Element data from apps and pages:
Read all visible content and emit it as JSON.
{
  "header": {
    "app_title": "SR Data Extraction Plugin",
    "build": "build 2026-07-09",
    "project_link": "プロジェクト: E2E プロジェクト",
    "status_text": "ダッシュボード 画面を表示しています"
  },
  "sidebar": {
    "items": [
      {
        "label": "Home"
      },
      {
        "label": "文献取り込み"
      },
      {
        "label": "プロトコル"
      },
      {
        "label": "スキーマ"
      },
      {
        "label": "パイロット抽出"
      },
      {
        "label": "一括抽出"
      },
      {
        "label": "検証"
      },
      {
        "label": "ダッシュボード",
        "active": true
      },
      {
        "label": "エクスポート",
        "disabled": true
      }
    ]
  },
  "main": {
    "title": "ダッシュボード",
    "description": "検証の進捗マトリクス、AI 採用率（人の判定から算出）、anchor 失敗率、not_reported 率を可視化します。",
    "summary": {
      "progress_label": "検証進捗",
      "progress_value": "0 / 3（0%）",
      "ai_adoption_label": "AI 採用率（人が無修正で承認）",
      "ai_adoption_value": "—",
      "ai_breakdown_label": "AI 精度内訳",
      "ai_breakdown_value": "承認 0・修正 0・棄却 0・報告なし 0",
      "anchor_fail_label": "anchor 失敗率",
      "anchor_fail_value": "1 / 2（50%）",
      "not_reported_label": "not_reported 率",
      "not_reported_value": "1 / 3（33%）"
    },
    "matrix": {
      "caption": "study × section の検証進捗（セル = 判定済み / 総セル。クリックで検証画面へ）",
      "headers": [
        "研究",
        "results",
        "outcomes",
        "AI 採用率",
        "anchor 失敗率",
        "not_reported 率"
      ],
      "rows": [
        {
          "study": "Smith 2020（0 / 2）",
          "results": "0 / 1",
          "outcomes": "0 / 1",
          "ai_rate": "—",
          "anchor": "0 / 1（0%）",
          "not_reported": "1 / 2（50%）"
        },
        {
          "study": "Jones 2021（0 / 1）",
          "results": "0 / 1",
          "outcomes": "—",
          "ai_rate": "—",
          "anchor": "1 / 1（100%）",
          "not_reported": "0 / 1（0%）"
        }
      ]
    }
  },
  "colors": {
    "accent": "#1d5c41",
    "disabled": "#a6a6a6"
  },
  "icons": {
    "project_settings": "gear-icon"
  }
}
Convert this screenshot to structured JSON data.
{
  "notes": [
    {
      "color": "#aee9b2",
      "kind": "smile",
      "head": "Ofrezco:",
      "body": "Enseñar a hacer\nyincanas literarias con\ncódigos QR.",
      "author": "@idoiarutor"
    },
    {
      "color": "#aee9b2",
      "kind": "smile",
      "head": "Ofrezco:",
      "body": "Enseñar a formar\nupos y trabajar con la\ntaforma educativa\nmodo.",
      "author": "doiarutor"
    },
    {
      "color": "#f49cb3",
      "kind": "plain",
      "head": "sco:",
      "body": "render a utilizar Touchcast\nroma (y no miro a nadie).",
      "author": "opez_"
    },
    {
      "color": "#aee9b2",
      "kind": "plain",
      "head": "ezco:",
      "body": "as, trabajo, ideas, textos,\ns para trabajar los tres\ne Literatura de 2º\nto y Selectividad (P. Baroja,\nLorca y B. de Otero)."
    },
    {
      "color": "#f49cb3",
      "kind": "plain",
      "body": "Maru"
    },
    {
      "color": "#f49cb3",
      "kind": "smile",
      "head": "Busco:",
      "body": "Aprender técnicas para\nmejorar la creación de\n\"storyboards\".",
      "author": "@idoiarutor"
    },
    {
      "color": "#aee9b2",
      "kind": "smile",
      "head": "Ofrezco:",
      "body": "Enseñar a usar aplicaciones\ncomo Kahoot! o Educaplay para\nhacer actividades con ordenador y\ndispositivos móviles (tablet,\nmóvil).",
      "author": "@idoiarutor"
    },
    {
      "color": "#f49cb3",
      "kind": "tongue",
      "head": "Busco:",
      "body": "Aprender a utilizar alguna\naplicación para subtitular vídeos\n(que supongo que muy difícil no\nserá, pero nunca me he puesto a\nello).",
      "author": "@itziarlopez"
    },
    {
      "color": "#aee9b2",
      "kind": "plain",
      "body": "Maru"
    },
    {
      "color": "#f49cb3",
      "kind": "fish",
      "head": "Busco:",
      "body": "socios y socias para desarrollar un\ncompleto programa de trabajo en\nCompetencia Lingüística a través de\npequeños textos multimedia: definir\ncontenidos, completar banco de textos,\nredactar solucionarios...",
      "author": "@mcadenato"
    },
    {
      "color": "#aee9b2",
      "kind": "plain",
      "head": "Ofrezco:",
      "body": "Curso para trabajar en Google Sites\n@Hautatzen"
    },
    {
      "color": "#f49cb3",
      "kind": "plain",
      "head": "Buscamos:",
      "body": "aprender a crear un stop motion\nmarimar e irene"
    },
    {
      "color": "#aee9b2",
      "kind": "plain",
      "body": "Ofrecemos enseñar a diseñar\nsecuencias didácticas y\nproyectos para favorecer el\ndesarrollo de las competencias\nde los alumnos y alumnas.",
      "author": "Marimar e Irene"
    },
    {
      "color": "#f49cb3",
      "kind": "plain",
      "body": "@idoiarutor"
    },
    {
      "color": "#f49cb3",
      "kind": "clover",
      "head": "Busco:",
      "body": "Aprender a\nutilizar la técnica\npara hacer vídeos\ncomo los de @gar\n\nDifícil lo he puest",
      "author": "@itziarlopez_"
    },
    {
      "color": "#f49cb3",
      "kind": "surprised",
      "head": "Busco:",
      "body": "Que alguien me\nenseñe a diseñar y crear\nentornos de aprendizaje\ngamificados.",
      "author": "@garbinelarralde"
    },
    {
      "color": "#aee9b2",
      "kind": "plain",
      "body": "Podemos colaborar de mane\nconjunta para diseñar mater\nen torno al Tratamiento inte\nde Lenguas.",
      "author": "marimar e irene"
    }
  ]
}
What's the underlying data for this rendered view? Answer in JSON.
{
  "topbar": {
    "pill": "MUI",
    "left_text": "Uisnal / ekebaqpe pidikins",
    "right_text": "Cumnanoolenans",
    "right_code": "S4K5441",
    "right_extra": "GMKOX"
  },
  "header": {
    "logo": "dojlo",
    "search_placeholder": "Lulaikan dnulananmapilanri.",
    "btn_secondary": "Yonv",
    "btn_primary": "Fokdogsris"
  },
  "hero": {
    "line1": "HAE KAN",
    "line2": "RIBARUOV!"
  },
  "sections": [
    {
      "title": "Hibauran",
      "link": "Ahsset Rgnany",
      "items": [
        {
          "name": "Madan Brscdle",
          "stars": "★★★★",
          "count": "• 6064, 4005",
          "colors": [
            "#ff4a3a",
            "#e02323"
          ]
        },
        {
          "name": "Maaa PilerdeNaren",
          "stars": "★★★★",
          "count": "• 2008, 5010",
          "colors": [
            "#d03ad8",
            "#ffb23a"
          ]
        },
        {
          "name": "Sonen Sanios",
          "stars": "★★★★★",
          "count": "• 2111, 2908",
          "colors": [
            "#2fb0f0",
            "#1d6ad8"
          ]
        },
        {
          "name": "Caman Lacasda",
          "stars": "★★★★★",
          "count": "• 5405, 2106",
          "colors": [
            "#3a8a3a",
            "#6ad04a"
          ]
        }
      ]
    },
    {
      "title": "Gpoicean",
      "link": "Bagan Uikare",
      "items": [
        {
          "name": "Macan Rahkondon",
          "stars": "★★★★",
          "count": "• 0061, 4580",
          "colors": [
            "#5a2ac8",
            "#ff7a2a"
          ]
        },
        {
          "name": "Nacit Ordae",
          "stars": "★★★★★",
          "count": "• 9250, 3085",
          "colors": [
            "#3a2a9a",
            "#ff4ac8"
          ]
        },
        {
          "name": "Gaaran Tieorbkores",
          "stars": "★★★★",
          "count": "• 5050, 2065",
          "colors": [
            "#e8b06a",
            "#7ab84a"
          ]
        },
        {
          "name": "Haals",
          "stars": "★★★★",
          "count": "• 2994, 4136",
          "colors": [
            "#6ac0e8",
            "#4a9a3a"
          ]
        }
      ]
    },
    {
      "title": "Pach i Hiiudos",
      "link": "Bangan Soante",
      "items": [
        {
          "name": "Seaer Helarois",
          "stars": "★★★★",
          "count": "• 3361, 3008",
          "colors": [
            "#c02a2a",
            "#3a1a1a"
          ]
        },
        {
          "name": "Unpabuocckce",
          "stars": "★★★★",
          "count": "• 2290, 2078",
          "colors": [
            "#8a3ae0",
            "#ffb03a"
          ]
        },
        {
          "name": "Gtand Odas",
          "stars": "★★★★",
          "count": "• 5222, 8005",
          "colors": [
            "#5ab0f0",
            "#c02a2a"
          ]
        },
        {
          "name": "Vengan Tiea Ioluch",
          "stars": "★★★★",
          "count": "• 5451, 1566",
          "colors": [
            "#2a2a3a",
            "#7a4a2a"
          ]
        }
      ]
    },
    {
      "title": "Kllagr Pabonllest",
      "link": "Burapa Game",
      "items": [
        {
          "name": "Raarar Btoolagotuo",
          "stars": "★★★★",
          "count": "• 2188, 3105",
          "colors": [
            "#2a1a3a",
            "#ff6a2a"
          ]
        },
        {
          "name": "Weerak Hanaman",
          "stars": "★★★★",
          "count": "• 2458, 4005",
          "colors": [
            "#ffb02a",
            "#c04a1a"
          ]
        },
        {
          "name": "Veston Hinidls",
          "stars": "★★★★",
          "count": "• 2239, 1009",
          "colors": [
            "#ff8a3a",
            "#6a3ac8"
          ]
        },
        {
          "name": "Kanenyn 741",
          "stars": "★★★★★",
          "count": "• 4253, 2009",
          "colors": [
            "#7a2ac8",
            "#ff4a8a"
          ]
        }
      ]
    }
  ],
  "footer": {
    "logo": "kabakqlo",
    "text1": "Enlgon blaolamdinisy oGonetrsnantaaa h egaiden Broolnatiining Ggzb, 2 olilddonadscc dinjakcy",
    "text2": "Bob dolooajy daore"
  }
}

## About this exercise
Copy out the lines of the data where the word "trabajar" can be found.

## Exercise result
      "body": "Enseñar a formar\nupos y trabajar con la\ntaforma educativa\nmodo.",
      "body": "as, trabajo, ideas, textos,\ns para trabajar los tres\ne Literatura de 2º\nto y Selectividad (P. Baroja,\nLorca y B. de Otero)."
      "body": "Curso para trabajar en Google Sites\n@Hautatzen"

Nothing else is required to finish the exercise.